Being Greek, I adore this type of food, and while very similar to the Greek food I’m used to, this food was much lighter. We started with a Mezze platter ($12), which served up five appetizer dips: Labne (a creamy homemade Greek-style yogurt), hummus, baba gannouj, Spinach and chickpeas and Rahib. The hummus was smooth, light and very creamy. The Rahib is a delicious eggplant, red bell pepper and cucumber blend, that is refreshing and cool. The Labne was made from scratch by Chef Al Masri and was tangy, thick and creamy. It had a drizzle of olive oil and some chopped tomatoes as garnish. It was excellent and Kristin’s favorite. While I liked them all, the baba gannouj stood out. I’m not alone in that opinion. When Al Masri worked at Mamlouk, which was a restaurant in the East Village and is now closed, the NYTimes reviewer described it as, “wonderfully smoky baba gannouj, sprinkled with a few jewel-like pomegranate seeds.” The combination of the smoky eggplant and sweet pomegranate is amazing.
We were served two fresh from the oven, pillow-like pita breads, one traditional and the other whole wheat, to eat the dips with. Both Kristin and I preferred the whole wheat version.
Next came Ouzi ($16), a mix of fluffy rice, sweet peas, onions, raisins, carrots, almonds, and spices all enclosed in Filo. You can add chicken or lamb to it and it’s served with a Lebanese version of Tzatiki yogurt sauce. The sauce was very thin and sprinkled with Sumac, a Middle Eastern spice. It was good, but I prefer the Greek style. But the Ouzi was delicious. The filling has so many flavors, savory, spicy, smoky and the Basmati rice was fluffy and light.
Some of the best Falafal ($10) I’ve had were served next on a plate with Romaine lettuce, tomato and tahini sauce. Again, they were light, not greasy and just right. Then came the pizza, or Pitza ($7-$11), Uncle Moustache’s oven baked Lebanese style pizza, which is baked in the dining room in a corner that houses the pizza oven. It was small, and could be eaten individually or shared with another person. We had the Moustache Pitza ($11), with roasted red bell pepper, tomato, onion, parsley and chili topped with fresh mozzarella. The crust was crisp and thin and the sauce sweet.

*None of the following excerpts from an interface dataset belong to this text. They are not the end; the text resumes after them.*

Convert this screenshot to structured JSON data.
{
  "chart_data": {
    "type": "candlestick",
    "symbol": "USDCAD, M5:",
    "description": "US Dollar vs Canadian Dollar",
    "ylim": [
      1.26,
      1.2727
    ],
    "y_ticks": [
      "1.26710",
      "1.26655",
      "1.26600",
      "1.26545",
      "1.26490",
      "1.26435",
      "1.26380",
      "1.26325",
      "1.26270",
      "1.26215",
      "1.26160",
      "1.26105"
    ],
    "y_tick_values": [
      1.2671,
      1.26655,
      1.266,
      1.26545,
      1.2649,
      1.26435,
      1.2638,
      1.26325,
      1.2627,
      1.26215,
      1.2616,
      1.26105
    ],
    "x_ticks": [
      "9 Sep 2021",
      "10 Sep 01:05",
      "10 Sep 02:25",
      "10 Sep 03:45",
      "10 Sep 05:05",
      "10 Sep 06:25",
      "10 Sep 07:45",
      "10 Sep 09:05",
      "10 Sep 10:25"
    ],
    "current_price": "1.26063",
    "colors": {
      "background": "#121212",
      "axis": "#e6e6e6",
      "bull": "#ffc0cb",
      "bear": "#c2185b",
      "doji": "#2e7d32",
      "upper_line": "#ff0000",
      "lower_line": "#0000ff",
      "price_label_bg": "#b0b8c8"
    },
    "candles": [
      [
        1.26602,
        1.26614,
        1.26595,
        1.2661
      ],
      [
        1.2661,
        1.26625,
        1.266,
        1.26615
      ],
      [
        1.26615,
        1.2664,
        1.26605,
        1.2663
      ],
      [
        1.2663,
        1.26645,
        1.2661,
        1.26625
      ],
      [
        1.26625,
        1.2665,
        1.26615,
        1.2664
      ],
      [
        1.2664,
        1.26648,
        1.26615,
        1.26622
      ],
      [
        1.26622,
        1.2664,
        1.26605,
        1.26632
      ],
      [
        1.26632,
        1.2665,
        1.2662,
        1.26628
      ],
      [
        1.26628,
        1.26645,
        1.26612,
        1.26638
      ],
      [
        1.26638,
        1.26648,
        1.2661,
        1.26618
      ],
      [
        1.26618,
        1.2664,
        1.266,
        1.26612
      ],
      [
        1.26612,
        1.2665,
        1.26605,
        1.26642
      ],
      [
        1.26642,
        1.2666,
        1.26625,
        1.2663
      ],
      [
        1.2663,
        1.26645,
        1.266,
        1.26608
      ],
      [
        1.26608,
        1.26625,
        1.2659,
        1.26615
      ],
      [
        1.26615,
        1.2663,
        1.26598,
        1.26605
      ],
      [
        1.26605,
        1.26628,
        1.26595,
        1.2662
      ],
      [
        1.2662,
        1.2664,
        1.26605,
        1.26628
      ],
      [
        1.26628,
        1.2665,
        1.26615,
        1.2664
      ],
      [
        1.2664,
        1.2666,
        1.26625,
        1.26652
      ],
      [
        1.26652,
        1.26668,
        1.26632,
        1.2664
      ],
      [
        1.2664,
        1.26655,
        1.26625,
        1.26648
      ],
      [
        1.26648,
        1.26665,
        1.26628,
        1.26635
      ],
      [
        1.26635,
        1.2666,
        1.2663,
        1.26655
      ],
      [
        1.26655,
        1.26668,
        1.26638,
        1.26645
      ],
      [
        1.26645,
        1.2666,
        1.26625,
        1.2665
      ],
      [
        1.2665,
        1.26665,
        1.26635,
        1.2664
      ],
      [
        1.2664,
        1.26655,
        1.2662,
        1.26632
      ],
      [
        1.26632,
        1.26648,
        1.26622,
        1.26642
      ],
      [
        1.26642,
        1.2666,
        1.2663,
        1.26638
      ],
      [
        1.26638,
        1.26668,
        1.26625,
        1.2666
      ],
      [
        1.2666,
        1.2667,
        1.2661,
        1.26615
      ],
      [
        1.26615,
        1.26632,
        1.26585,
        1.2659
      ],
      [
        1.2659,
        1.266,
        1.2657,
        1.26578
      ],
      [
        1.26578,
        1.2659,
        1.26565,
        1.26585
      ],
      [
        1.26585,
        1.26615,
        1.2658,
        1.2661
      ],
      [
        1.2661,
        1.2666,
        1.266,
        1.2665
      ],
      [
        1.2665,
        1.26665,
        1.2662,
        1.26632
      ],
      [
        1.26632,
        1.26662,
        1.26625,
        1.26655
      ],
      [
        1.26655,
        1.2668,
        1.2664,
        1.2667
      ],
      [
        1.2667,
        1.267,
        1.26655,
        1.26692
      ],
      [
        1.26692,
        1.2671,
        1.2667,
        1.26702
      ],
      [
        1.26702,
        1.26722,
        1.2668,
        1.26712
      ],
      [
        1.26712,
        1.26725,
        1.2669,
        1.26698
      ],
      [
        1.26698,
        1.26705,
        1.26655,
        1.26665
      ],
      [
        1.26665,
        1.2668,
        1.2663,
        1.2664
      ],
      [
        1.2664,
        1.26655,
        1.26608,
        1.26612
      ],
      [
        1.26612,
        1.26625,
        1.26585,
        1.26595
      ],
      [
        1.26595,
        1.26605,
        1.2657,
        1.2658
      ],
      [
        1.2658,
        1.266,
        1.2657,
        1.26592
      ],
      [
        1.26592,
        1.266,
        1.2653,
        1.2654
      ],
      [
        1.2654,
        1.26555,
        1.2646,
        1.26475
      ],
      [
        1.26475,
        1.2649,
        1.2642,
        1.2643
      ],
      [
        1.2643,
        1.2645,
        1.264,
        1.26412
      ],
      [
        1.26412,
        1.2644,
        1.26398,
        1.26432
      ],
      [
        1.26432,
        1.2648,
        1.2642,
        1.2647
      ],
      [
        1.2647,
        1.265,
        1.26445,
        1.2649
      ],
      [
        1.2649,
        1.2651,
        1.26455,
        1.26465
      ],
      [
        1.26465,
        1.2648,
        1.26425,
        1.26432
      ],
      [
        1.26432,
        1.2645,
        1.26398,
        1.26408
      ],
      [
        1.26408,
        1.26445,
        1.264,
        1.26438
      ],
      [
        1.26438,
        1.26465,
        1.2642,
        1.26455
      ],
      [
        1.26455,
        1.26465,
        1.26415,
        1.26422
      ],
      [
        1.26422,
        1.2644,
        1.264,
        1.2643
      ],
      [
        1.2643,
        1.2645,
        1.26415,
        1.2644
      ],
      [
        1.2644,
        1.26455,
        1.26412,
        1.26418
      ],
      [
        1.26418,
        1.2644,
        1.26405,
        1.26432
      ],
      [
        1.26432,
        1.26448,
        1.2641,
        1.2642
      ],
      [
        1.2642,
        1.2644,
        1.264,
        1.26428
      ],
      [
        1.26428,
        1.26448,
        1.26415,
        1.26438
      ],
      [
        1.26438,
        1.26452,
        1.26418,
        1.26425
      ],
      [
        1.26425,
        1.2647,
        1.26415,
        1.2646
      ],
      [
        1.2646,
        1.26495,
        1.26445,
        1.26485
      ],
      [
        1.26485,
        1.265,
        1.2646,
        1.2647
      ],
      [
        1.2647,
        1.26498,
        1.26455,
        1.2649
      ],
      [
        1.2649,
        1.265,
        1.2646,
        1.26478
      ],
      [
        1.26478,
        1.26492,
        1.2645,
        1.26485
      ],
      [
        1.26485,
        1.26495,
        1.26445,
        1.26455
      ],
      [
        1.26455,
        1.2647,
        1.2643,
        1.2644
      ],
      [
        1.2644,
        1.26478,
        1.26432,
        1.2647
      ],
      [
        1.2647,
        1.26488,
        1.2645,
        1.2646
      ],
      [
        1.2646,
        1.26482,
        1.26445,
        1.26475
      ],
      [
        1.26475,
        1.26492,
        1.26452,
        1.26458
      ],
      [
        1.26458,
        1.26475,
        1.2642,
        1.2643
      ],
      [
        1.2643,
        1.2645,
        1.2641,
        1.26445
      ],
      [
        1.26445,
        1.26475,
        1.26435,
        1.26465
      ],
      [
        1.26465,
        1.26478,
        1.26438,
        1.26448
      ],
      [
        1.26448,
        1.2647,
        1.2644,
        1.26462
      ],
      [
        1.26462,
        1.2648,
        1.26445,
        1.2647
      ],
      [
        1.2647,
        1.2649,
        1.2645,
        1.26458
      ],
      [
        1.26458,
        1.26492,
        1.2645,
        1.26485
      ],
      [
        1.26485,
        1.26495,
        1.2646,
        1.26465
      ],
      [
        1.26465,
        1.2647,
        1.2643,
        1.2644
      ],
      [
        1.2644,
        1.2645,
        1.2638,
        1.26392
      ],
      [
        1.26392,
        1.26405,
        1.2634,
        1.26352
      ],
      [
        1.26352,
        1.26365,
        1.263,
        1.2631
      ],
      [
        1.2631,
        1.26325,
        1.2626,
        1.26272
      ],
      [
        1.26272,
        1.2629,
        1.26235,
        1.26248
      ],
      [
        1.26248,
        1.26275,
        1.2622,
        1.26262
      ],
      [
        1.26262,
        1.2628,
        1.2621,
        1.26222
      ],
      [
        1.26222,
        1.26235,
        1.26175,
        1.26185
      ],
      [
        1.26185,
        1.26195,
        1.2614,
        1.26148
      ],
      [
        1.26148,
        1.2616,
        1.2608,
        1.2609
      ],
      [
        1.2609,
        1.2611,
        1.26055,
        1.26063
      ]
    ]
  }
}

Uncle Moustache offers brunch as well as lunch and dinner. To give us a sampling of the brunch menu, which is heavy on eggs, but also offers pancakes and French toast, Chef Al Masri made us a crepe with organic chocolate, served with strawberries on the side. Gooey, sweet and light. I would order it as a dessert. It’s not on the menu, but he plans to offer crepes as special, serving different fillings on different days.
Uncle Moustache is a BYO opened from 10 am until the last person leaves, said Manager Lyoussi with a smile. They also offer take-out and delivery.
702 Bloomfield Avenue
Montclair, NJ, 07042
(Kristin and I were given a complimentary sample tasting as reviewers for Baristanet. Our opinions are our own and we are two very opinionated chicks.)